The Procrastination Puzzle
Procrastination is the act of delaying or postponing tasks that need to be accomplished. For patients engaged in RPM for cardiology, procrastination might manifest as putting off taking daily vital readings, skipping medication doses, or neglecting to log important health data. Overcoming this inclination is crucial for ensuring the success of RPM programs.
Commitment Devices: Making Future Choices Binding
In behavioral economics, a commitment device is a strategy or tool that helps individuals commit to their intended course of action, making it more difficult to deviate from their plans. For RPM patients prone to procrastination, commitment devices can be a game-changer.
1. Pre-Commitment Contracts: Patients can create pre-commitment contracts that obligate them to adhere to their monitoring routine. These contracts may involve setting personal goals, such as recording daily readings or taking medications as prescribed, with associated consequences for non-compliance.
2. Financial Commitment: Patients can leverage financial commitments by putting money on the line. If they don’t meet their RPM targets, they could lose a predetermined sum or forfeit a deposit.
3. Social Commitment: Patients may involve a social element by sharing their RPM goals and commitments with friends or family members who can hold them accountable.
Self-Control Mechanisms: Aiding in Decision-Making
Self-control mechanisms in behavioral economics help individuals make better choices by addressing their inherent biases and impulsive tendencies.
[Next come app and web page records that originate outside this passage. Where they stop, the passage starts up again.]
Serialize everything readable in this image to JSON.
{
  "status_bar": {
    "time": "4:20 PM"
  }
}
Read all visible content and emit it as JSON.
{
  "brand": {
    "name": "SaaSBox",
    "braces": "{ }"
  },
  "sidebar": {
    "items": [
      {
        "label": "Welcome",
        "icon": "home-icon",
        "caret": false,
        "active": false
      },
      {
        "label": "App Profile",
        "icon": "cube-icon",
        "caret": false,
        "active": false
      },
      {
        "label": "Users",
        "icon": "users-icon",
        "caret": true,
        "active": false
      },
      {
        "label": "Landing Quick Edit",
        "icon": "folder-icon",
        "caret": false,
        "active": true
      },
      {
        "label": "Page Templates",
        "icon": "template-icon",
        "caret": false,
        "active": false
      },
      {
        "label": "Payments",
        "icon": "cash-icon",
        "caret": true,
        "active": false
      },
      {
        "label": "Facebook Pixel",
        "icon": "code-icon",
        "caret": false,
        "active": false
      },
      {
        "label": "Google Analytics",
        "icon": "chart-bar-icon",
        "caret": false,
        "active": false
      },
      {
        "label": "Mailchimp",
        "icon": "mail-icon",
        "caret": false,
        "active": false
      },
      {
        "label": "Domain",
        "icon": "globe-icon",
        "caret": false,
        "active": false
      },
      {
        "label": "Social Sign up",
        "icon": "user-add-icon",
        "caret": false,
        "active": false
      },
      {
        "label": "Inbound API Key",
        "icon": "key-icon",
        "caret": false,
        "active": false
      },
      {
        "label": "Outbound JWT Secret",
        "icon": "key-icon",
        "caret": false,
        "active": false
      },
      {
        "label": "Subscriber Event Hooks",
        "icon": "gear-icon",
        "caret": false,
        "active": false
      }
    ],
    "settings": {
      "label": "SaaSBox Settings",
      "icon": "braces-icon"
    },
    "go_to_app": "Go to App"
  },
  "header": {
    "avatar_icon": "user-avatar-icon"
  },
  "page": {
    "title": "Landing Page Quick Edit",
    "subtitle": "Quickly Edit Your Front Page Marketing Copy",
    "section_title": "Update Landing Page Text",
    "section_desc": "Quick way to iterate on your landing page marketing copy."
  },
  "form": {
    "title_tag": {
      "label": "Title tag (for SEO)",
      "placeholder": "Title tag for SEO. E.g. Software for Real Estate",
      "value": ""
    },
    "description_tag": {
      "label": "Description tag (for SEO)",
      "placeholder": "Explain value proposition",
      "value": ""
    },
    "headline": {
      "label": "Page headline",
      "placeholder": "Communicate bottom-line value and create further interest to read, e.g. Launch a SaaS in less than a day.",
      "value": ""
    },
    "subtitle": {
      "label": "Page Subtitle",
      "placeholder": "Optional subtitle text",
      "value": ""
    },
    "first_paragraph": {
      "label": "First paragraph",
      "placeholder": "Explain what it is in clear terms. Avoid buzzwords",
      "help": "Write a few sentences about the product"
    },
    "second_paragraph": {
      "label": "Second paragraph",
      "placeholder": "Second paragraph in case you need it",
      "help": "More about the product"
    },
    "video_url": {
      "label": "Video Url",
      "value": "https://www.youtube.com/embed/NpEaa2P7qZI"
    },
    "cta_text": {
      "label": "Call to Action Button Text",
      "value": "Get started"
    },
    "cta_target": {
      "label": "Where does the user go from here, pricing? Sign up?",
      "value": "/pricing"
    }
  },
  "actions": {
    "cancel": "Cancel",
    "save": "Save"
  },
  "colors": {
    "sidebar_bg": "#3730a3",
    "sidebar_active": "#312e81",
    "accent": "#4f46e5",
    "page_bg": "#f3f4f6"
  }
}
1. Structured Decision-Making: Patients can use structured decision-making tools, like decision matrices, to logically weigh the pros and cons of adhering to their monitoring plan. This helps them make informed choices rather than acting on impulse.
2. Implementing Reminders and Alarms: Patients can set up timely reminders and alarms for their monitoring tasks, making it more challenging to procrastinate when a clear notification prompts them to act.
3. Daily Planning: Patients can engage in daily planning, setting specific goals and to-do lists. By breaking tasks into smaller, manageable steps, they can reduce the tendency to procrastinate.
4. Reward Substitution: Patients can reward themselves for adhering to their monitoring routines. This could involve small incentives like a favorite snack, a relaxing activity, or a short break.
5. Self-Compassion and Forgiveness: Patients can practice self-compassion and forgiveness for any past procrastination. This can help reduce the negative emotional associations with tasks, making them less daunting.
Combining Commitment Devices and Self-Control Mechanisms
The most effective strategy for combating procrastination in RPM involves combining commitment devices and self-control mechanisms. Patients create a commitment contract that includes a plan for implementing self-control strategies. This combination provides a structured framework that makes adherence more likely.
By employing behavioral economics principles, patients can transform their tendency to procrastinate into a powerful force that drives them towards better cardiac health. The next article in our series will delve into the concept of risk perception and how it can be influenced to motivate patients to take their heart health more seriously. Stay tuned for more insights into the dynamic world of behavioral economics and cardiology.